Nelly Attar, 29, who is Lebanese but was born and raised in Saudi, set off for Nepal last week in preparation to take on the world’s tallest mountain.

The former psychologist and life coach started hiking while she was at university and scaled Mount Kilimanjaro in Kenya four years ago.

Nelly Attar, the founder of Saudi Arabia's first female-only dance fitness studio, plans to scale Everest. Mohammad Obaidi for The National

Her expedition to Africa got her hooked on mountaineering and last year a friend suggested she climb Everest.

“I have two coaches who help me who live in the States but we’ve had to be very creative with the resources that I have,” said Ms Attar.

“We don’t have high mountains in Riyadh. All we have is hills and a lot of them are closed off to the public. It’s just amazing to aim for something like Everest.”

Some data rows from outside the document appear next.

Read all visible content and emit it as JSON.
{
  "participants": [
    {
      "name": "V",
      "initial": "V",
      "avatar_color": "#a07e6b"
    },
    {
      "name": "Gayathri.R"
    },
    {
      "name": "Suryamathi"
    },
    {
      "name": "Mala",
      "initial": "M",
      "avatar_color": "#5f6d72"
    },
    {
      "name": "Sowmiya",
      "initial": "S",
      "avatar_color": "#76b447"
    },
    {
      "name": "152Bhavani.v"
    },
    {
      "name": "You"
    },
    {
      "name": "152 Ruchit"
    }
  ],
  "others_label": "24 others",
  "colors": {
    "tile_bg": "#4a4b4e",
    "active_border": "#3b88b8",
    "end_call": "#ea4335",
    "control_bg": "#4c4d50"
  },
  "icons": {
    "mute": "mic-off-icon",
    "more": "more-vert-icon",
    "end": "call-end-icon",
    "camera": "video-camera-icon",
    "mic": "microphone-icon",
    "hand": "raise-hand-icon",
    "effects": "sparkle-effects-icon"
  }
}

Ms Attar became certified in dance fitness while she was seeking work after completing her master’s degree in the UK.

She moved back to Saudi Arabia five years ago, initially working with patients brain injuries and teaching dance in her spare time.

Later, the Saudi Government’s General Sports Authority began a campaign promoting women in sport and Ms Attar was chosen to help run a series of free boot camps.

After running the sessions for a month, she decided to turn the classes into a business and Move, the first dance studio in the Kingdom, was born.

“Five years ago we didn’t have a lot of gyms and most of them weren’t accessible to women,” said Ms Attar.

“So I started teaching dance fitness classes across Riyadh and it quickly became popular so I ventured into spinning and crossfit. I did all that while I was still working a full-time job.”

As someone who was born and brought up in Saudi, Ms Attar said it was heartening to see the cultural changes underway in the Kingdom.

Nelly Attar. Mohammad Obaidi for The National

“The hardest thing is changing mindsets, but actually people seem to be ready for these changes, from women driving to an influx of female gyms,” she said.

“So it’s nice to see that change and see people here are starting to embrace working, starting to understand that women should be out there working and be independent.

“You see females working everywhere as receptionists and as cashiers. Now we have female gyms on every corner.”